Tuesday, August 21, 2007

Nardelli Upbeat On Niche Markets

2002 Chrysler  Prowler
2002 Chrysler Prowler

Prowler past echoes for Chrysler CEO at Cruise.
by Joseph Szczesny

Who knew? Chrysler's new chairman and chief executive officer Bob Nardelli turns out to be something of a fan of niche vehicles.

Nardelli, after shaking hands and chatting with fans of the old Plymouth Prowler at the Walter P. Chrysler Museum adjacent to Chrysler headquarters in Auburn Hills, told reporters he thought niche vehicles had a lot of merit.

"This is what brings excitement," said Nardelli, who, in one of his first acts as Chrysler's top executive, brought his own personal Prowler up from Atlanta for the annual Woodward Dream Cruise this past weekend. "I love cars and I love to drive them," he said as he moved to establish his credentials as the top executive at a car company.

"This (Prowler Owners Association) is a niche group but its (enthusiasm) is going to transfer across the entire product line, We (plan) to spend a lot of time understanding the customer," said Nardelli, who also tried not to turn his comments into an implicit criticism of Chrysler's past practices.

"The team has done a great job. We're going to do more of that. You really have to have a keen eye and a sensitivity to bold, demanding designs that meet the aspirational desire of customers," he said. "In this case, we have a more discerning group," said Nardelli, who already talking about the regional differences among car buyers within the U.S. In the past, American carmakers, despite lip service to regional differences, have had something of a tin ear when trying to separate them.

"We have to understand the demographics and the geographics. Both of those things are important as you look at the Baby Boomers, if you look at the diversity in our population," he said.

Nardelli also said he has already had an extensive session with Chrysler designers to get a better feeling for the company's product development process. "We went through hundreds of criteria when I was with Trevor (Creed) in the design center, trying to understand, what are the aspirational desires?

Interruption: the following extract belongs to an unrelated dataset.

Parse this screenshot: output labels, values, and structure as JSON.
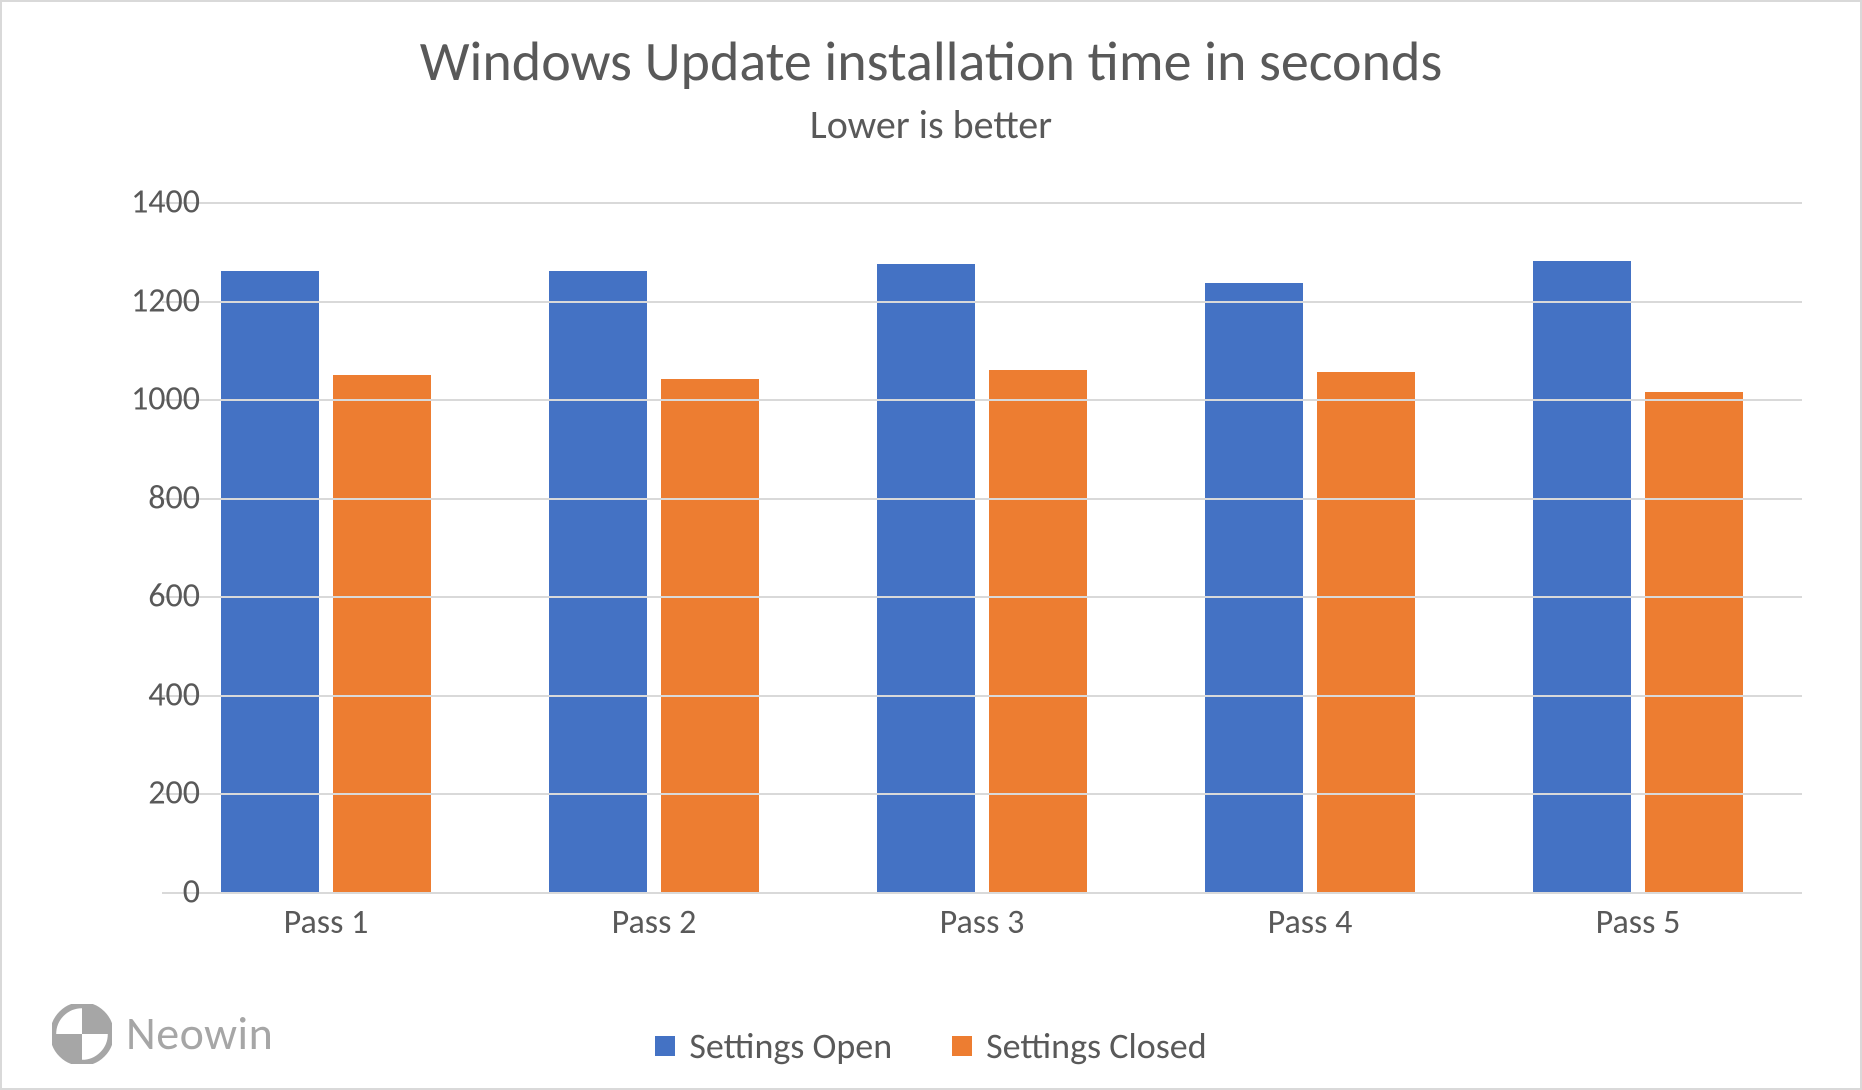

Where are they going, for fuel-efficiency, for comfort?".

"The table (in Chrysler's new minivan) is a perfect example of the sensitivity Chrysler has towards customers," he added. "I think the new minivan speaks volumes about our sensitivity to the customer particularly in that demographic - family, family comfort and family features are critical," he said.

Nardelli said he is also impressed with the knowledge and passion for cars he's found during his initial meetings with Chrysler employees and department heads.

"There are men and women who know this business intimately. What I bring is fresh set of eyes. I've had a history of being able to move through a variety of businesses," which makes him sensitive to how industries change and evolve, he said.

Nardelli also said the company has enough resources implement its recovery plan without cuts in capital spending despite recent gyrations in the financial markets.

"We're in really good shape. Fortunately, I get to focus on just working with the team to run the company," Nardelli said.

"We're very fortunate in having gotten this deal done on time and on schedule, Now we're focusing on looking forward," he said.

Nor will Chrysler have to cut capital spending to pay its debts. "No. (Cerberus) has done a wonderful job. They've got us the capital financing and the financing that we need. Our job is to have flawless execution, to really focus on the fundamentals of the recovery and the transformation plan. I'll be spending a lot of time on the various work modules with the various members of the leadership team, looking at revenue. Certainly looking at what we need to do on quality," Nardelli said. "Looking from an environmental standpoint where we're going with our products," he said.

"We've got a great pipeline," added Nardelli. "Looking at some of the future products we've got coming out it's just fantastic," Nardelli added.

No comments: